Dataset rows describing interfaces

-- Opening Marker --

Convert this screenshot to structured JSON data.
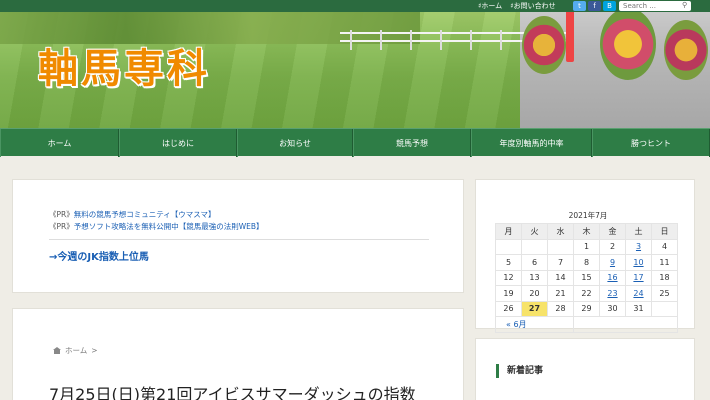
{
  "topbar": {
    "links": [
      "♯ホーム",
      "♯お問い合わせ"
    ],
    "social": [
      "t",
      "f",
      "B"
    ],
    "search_placeholder": "Search ..."
  },
  "header": {
    "logo": "軸馬専科"
  },
  "nav": {
    "items": [
      {
        "label": "ホーム",
        "width": 119
      },
      {
        "label": "はじめに",
        "width": 118
      },
      {
        "label": "お知らせ",
        "width": 116
      },
      {
        "label": "競馬予想",
        "width": 118
      },
      {
        "label": "年度別軸馬的中率",
        "width": 121
      },
      {
        "label": "勝つヒント",
        "width": 118
      }
    ]
  },
  "promo": {
    "line1_prefix": "《PR》",
    "line1_link": "無料の競馬予想コミュニティ【ウマスマ】",
    "line2_prefix": "《PR》",
    "line2_link": "予想ソフト攻略法を無料公開中【競馬最強の法則WEB】",
    "jk_link": "→今週のJK指数上位馬"
  },
  "article": {
    "breadcrumb_home": "ホーム",
    "breadcrumb_sep": ">",
    "title": "7月25日(日)第21回アイビスサマーダッシュの指数"
  },
  "calendar": {
    "title": "2021年7月",
    "weekdays": [
      "月",
      "火",
      "水",
      "木",
      "金",
      "土",
      "日"
    ],
    "weeks": [
      [
        "",
        "",
        "",
        "1",
        "2",
        "3",
        "4"
      ],
      [
        "5",
        "6",
        "7",
        "8",
        "9",
        "10",
        "11"
      ],
      [
        "12",
        "13",
        "14",
        "15",
        "16",
        "17",
        "18"
      ],
      [
        "19",
        "20",
        "21",
        "22",
        "23",
        "24",
        "25"
      ],
      [
        "26",
        "27",
        "28",
        "29",
        "30",
        "31",
        ""
      ]
    ],
    "linked_days": [
      "3",
      "9",
      "10",
      "16",
      "17",
      "23",
      "24"
    ],
    "today": "27",
    "prev_link": "« 6月"
  },
  "sidebar": {
    "new_posts_heading": "新着記事"
  }
}
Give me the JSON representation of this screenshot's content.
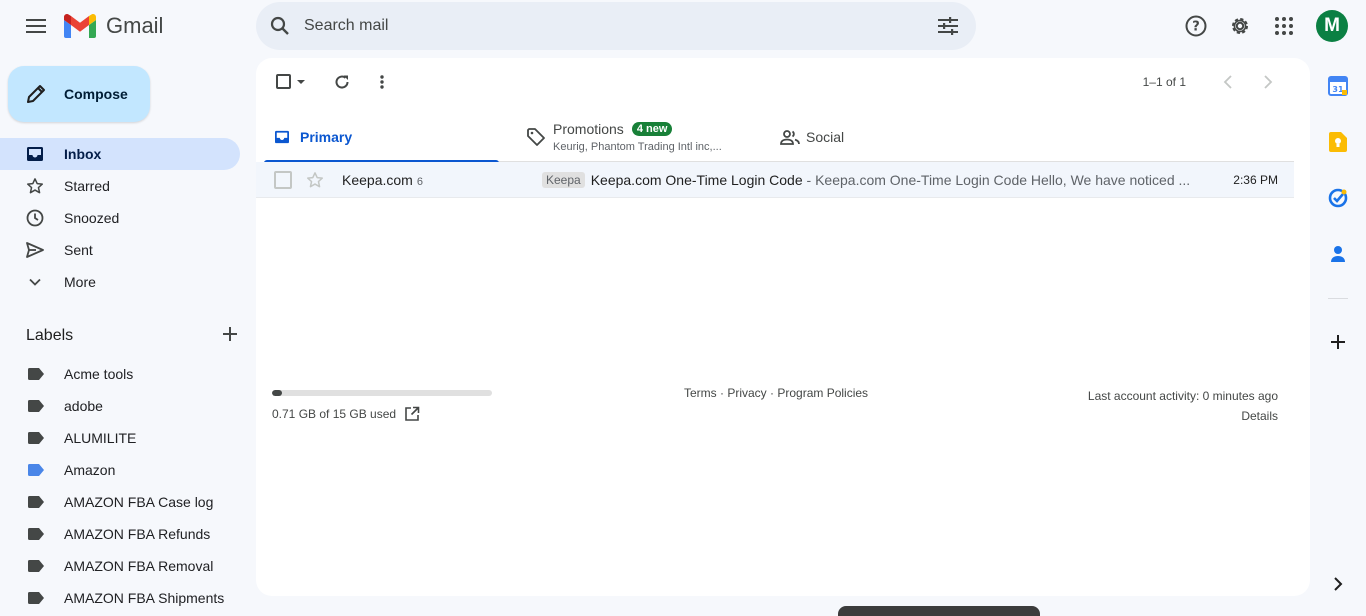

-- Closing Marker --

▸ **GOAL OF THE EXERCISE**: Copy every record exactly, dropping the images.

▸ **PROBLEM SOLUTION**:
Convert this screenshot to structured JSON data.
{
  "topbar": {
    "links": [
      "♯ホーム",
      "♯お問い合わせ"
    ],
    "social": [
      "t",
      "f",
      "B"
    ],
    "search_placeholder": "Search ..."
  },
  "header": {
    "logo": "軸馬専科"
  },
  "nav": {
    "items": [
      {
        "label": "ホーム",
        "width": 119
      },
      {
        "label": "はじめに",
        "width": 118
      },
      {
        "label": "お知らせ",
        "width": 116
      },
      {
        "label": "競馬予想",
        "width": 118
      },
      {
        "label": "年度別軸馬的中率",
        "width": 121
      },
      {
        "label": "勝つヒント",
        "width": 118
      }
    ]
  },
  "promo": {
    "line1_prefix": "《PR》",
    "line1_link": "無料の競馬予想コミュニティ【ウマスマ】",
    "line2_prefix": "《PR》",
    "line2_link": "予想ソフト攻略法を無料公開中【競馬最強の法則WEB】",
    "jk_link": "→今週のJK指数上位馬"
  },
  "article": {
    "breadcrumb_home": "ホーム",
    "breadcrumb_sep": ">",
    "title": "7月25日(日)第21回アイビスサマーダッシュの指数"
  },
  "calendar": {
    "title": "2021年7月",
    "weekdays": [
      "月",
      "火",
      "水",
      "木",
      "金",
      "土",
      "日"
    ],
    "weeks": [
      [
        "",
        "",
        "",
        "1",
        "2",
        "3",
        "4"
      ],
      [
        "5",
        "6",
        "7",
        "8",
        "9",
        "10",
        "11"
      ],
      [
        "12",
        "13",
        "14",
        "15",
        "16",
        "17",
        "18"
      ],
      [
        "19",
        "20",
        "21",
        "22",
        "23",
        "24",
        "25"
      ],
      [
        "26",
        "27",
        "28",
        "29",
        "30",
        "31",
        ""
      ]
    ],
    "linked_days": [
      "3",
      "9",
      "10",
      "16",
      "17",
      "23",
      "24"
    ],
    "today": "27",
    "prev_link": "« 6月"
  },
  "sidebar": {
    "new_posts_heading": "新着記事"
  }
}
Give me the JSON representation of this screenshot's content.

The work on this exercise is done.